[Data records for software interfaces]
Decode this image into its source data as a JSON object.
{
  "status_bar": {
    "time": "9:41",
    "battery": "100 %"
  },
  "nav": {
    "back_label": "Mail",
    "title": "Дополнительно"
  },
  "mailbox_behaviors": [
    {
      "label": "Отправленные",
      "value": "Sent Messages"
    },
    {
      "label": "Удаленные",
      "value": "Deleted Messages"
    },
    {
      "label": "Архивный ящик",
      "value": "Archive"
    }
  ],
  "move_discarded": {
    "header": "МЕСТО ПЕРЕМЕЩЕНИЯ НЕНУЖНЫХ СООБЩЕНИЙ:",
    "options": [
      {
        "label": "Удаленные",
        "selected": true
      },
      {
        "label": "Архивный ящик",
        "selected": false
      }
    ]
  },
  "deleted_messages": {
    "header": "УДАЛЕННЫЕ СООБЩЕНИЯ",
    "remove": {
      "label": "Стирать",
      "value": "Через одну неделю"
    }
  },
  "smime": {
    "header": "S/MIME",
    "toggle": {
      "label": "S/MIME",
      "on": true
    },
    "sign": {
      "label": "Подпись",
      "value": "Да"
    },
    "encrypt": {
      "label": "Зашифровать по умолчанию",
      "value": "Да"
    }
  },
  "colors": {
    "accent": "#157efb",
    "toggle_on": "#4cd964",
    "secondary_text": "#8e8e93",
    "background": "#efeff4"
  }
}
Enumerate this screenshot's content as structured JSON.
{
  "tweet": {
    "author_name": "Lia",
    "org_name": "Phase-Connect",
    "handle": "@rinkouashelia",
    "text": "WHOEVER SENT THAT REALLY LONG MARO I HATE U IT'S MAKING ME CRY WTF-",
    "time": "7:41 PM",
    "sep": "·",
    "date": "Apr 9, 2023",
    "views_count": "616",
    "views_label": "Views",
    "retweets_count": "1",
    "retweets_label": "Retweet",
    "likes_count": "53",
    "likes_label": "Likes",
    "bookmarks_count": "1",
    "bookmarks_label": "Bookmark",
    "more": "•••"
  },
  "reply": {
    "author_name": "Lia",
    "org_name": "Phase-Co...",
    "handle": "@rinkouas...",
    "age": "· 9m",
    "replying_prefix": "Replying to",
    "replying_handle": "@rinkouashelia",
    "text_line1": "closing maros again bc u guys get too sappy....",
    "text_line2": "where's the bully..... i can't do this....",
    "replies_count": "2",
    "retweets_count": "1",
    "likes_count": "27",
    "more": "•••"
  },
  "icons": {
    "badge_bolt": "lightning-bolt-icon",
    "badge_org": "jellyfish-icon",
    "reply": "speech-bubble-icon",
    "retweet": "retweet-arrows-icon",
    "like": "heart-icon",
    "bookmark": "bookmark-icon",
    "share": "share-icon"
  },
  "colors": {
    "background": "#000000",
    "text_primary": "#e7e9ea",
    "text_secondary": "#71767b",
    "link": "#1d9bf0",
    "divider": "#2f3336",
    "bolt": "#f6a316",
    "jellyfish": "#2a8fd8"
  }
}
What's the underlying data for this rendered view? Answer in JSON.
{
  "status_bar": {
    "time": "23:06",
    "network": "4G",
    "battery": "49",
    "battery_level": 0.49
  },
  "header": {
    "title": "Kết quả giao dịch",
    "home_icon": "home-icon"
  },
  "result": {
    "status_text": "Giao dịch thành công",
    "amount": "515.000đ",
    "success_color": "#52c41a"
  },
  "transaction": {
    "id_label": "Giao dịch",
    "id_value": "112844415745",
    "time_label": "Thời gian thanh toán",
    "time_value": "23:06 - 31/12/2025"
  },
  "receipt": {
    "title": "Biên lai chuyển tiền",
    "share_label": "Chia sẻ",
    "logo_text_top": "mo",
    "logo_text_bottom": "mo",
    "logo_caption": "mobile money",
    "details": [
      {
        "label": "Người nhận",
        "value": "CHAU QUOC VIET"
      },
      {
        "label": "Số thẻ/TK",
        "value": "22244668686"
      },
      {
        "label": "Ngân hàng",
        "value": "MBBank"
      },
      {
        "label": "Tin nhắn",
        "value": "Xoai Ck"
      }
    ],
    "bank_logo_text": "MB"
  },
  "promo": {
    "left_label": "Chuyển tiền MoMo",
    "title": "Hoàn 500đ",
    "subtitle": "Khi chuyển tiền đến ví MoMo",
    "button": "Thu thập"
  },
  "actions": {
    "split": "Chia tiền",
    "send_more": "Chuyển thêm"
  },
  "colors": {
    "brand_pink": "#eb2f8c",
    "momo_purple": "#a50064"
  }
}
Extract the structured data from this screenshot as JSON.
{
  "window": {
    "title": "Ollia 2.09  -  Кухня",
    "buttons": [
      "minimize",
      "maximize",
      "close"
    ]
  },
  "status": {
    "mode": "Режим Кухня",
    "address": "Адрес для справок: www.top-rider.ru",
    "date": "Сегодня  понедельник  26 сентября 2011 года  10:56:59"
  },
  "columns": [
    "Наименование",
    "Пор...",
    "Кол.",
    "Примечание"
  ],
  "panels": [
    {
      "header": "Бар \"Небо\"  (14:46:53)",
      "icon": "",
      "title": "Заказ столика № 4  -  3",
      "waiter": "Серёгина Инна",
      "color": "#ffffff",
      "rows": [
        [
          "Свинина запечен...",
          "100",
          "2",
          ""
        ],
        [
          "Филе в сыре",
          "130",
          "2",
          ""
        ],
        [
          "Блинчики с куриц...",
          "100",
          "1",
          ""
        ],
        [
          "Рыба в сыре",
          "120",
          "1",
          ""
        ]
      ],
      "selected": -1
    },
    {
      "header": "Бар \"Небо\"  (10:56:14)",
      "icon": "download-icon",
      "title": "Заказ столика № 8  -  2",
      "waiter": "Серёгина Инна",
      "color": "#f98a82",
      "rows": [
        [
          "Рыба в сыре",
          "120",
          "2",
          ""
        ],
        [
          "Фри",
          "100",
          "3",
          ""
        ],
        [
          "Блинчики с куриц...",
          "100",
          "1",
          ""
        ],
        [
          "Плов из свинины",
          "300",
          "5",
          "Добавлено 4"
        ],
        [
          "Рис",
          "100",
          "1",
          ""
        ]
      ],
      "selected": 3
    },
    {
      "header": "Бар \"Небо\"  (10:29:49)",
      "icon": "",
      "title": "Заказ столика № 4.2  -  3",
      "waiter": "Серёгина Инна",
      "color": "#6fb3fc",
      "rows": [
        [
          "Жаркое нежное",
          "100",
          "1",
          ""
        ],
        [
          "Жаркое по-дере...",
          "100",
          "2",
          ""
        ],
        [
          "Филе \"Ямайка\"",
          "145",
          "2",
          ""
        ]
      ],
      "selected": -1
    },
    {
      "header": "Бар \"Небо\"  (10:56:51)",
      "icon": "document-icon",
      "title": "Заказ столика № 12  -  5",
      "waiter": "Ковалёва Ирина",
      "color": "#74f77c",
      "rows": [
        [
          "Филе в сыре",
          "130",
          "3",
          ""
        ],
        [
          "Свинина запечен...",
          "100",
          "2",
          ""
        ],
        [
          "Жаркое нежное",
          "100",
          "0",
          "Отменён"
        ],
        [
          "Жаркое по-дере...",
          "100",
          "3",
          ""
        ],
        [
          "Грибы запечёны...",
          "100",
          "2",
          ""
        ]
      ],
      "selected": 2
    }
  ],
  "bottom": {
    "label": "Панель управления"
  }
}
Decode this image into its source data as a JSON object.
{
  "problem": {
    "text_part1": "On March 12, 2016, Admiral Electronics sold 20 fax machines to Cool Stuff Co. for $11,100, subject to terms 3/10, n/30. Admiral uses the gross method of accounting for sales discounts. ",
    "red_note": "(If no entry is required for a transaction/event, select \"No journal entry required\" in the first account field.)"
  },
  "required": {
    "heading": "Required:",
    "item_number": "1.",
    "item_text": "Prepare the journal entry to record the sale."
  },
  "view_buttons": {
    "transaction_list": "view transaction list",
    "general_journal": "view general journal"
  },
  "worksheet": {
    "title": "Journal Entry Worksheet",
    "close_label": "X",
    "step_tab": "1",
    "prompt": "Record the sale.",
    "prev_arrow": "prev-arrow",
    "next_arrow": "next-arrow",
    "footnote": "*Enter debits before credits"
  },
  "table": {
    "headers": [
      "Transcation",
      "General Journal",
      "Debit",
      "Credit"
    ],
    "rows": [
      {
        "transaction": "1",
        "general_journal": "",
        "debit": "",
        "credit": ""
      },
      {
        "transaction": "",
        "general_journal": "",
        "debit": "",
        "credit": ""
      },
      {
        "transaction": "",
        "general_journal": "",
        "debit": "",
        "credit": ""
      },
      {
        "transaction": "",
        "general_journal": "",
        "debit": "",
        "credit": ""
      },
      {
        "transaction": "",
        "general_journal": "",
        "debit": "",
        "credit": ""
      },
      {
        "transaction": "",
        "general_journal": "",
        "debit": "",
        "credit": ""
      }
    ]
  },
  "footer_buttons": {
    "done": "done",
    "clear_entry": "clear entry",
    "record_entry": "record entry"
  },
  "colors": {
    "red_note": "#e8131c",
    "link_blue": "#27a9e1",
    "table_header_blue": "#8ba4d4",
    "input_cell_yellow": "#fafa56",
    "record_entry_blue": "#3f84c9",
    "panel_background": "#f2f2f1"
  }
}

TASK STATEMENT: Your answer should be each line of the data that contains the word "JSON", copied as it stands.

ANSWER SECTION:
Decode this image into its source data as a JSON object.
Enumerate this screenshot's content as structured JSON.
What's the underlying data for this rendered view? Answer in JSON.
Extract the structured data from this screenshot as JSON.
Decode this image into its source data as a JSON object.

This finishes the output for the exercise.